WHAT TO WORK ON
What number of lines in the entries hold the string "View"? Answer with it alone.

(Page and application data records)
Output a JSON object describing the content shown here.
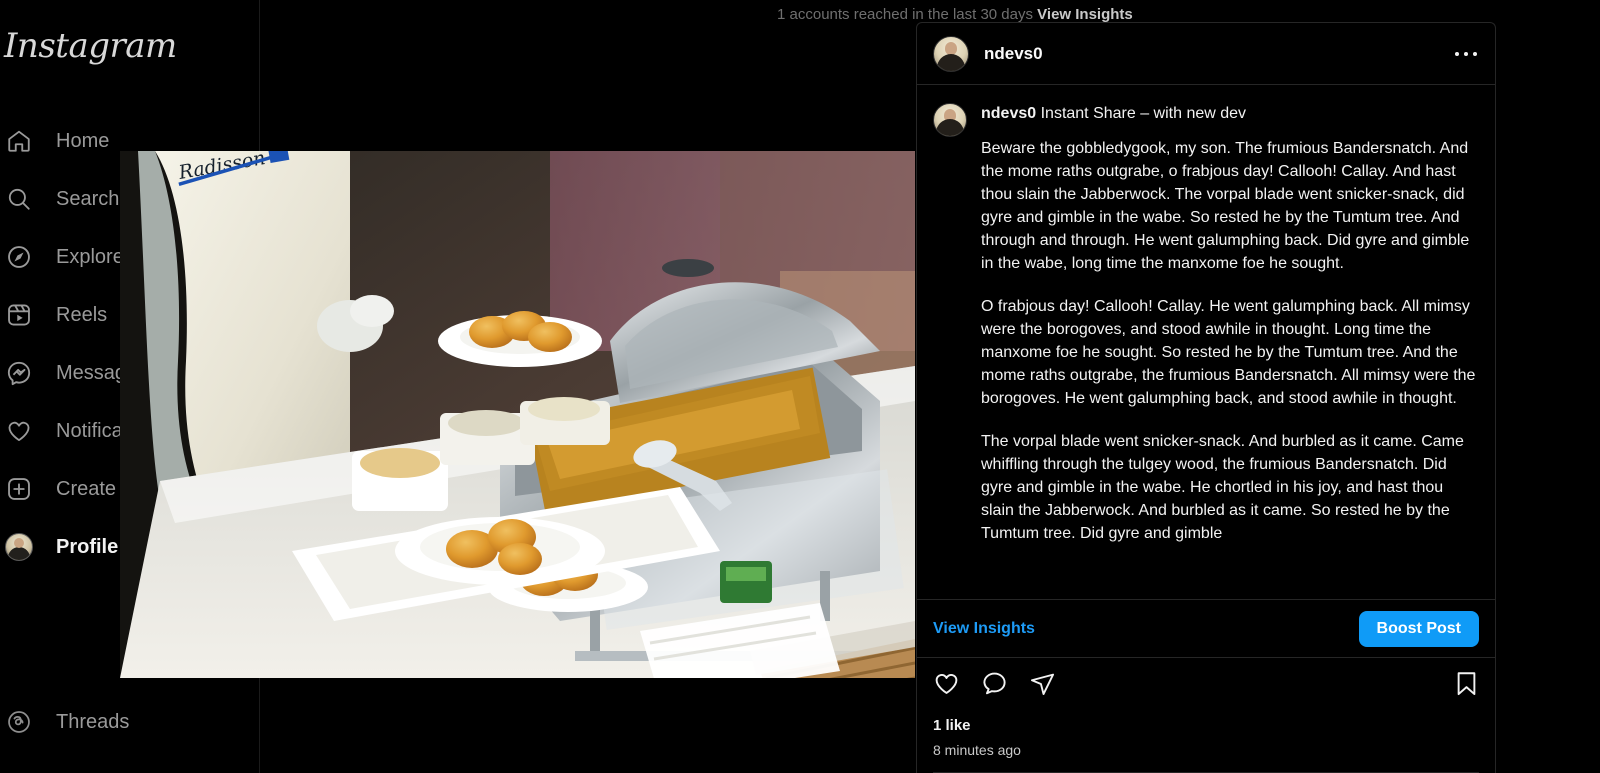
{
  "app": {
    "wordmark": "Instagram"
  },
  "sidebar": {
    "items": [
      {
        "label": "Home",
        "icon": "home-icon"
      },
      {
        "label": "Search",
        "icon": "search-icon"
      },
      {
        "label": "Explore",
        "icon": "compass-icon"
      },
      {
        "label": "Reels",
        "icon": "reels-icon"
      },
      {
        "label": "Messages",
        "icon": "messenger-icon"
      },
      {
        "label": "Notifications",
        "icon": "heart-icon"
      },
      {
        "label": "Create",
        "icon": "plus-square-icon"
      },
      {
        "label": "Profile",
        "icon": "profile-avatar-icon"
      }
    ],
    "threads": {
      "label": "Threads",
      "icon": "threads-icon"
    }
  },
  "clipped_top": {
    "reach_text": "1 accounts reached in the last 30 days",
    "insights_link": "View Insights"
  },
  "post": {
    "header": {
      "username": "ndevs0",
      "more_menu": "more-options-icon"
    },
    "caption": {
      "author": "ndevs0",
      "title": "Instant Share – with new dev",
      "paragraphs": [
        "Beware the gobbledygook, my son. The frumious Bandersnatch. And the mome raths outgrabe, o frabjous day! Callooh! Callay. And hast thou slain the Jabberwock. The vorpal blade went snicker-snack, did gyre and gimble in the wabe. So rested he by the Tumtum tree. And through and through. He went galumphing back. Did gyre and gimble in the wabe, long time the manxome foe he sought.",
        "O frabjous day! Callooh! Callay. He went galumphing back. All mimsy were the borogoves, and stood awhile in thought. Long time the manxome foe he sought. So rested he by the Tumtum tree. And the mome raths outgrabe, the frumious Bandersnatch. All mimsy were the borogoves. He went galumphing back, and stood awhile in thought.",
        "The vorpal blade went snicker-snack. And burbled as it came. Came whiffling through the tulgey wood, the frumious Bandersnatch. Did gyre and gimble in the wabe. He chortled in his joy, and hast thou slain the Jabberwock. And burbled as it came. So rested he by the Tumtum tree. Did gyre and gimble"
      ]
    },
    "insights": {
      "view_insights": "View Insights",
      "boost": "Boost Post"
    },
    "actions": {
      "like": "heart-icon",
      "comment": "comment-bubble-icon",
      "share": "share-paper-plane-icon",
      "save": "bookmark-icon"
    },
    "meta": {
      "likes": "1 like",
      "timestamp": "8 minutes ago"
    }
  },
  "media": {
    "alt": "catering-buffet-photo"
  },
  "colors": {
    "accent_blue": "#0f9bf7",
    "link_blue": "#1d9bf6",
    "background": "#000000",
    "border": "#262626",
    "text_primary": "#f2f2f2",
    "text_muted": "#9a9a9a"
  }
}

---

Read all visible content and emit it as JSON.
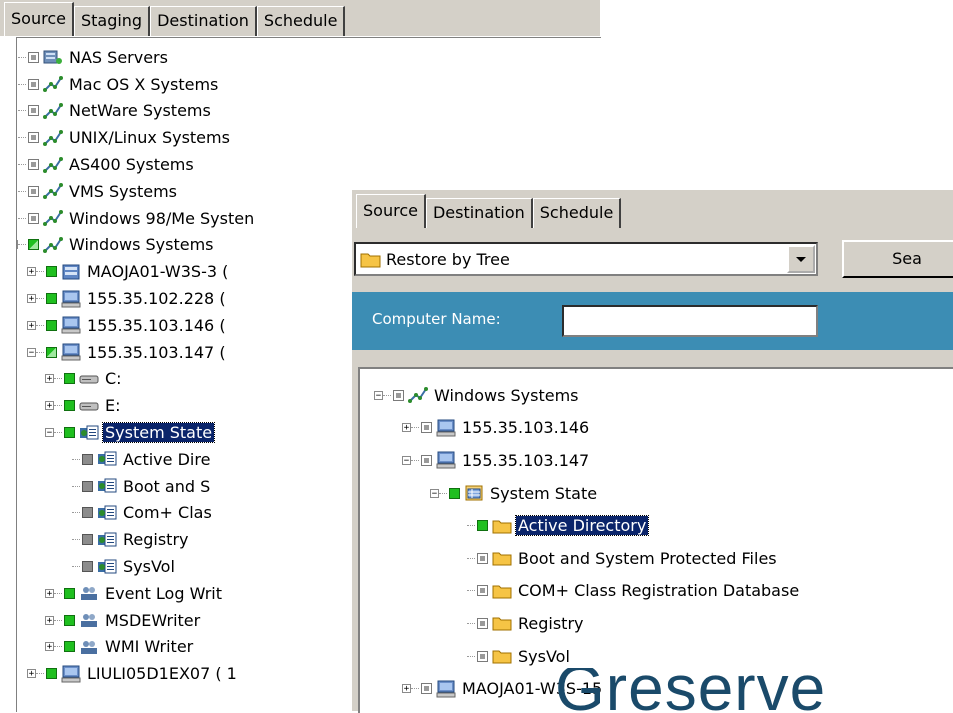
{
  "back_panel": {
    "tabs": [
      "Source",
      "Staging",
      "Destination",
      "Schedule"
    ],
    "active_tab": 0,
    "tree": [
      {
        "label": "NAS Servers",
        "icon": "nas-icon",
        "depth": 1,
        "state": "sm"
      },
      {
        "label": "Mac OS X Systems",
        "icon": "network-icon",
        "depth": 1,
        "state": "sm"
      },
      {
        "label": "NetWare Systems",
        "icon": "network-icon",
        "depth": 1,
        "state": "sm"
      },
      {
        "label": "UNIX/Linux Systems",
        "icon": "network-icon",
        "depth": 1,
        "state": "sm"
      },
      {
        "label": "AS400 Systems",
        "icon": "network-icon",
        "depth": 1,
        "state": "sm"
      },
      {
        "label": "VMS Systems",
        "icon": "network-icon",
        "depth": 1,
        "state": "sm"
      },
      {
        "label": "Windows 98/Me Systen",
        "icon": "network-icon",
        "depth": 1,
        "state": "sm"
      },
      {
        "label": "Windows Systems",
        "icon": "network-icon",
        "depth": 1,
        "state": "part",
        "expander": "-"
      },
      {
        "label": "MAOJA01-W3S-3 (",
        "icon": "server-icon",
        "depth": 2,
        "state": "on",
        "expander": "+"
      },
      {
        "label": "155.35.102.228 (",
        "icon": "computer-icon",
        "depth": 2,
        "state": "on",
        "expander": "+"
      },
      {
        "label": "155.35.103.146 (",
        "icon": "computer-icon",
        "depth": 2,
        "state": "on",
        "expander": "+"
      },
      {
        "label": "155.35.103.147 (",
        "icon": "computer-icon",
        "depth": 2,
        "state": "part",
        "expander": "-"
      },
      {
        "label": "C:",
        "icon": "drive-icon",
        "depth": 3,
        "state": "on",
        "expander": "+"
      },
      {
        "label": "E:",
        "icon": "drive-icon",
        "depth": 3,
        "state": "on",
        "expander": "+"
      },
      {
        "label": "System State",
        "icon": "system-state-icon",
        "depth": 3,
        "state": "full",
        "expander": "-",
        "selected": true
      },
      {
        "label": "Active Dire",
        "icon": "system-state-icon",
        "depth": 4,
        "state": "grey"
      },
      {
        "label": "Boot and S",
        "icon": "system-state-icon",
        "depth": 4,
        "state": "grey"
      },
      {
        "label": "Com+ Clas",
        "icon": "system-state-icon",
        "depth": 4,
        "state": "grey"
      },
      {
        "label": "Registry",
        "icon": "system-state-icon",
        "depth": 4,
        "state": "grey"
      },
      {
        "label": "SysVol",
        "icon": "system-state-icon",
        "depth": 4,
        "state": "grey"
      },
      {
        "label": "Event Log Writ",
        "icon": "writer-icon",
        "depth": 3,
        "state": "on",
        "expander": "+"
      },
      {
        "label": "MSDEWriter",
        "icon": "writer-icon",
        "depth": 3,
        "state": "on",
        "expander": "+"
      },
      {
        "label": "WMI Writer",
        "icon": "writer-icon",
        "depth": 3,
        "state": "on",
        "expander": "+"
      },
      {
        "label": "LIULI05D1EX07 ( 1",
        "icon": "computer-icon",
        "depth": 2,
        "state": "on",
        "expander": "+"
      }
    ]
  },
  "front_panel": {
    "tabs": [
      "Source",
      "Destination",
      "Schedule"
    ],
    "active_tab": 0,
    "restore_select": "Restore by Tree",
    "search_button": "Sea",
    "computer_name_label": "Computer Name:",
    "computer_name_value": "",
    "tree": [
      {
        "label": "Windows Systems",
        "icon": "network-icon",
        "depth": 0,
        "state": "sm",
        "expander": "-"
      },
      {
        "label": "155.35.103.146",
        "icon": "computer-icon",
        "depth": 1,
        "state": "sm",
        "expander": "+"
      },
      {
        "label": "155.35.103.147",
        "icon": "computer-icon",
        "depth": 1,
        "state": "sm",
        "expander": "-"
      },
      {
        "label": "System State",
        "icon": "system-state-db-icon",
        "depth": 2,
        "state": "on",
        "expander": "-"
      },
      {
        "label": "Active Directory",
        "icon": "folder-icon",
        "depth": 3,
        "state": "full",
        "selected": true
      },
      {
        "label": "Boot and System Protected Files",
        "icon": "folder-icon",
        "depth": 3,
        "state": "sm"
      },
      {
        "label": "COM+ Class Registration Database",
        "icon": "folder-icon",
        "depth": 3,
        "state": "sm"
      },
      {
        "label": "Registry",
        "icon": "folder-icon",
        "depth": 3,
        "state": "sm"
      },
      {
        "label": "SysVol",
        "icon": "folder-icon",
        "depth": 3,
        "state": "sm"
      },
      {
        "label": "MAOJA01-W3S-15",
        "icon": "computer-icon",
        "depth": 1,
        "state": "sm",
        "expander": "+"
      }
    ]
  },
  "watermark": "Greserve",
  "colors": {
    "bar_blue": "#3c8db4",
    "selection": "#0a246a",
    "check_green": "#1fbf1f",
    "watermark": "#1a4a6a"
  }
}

WRITTEN ANSWER
2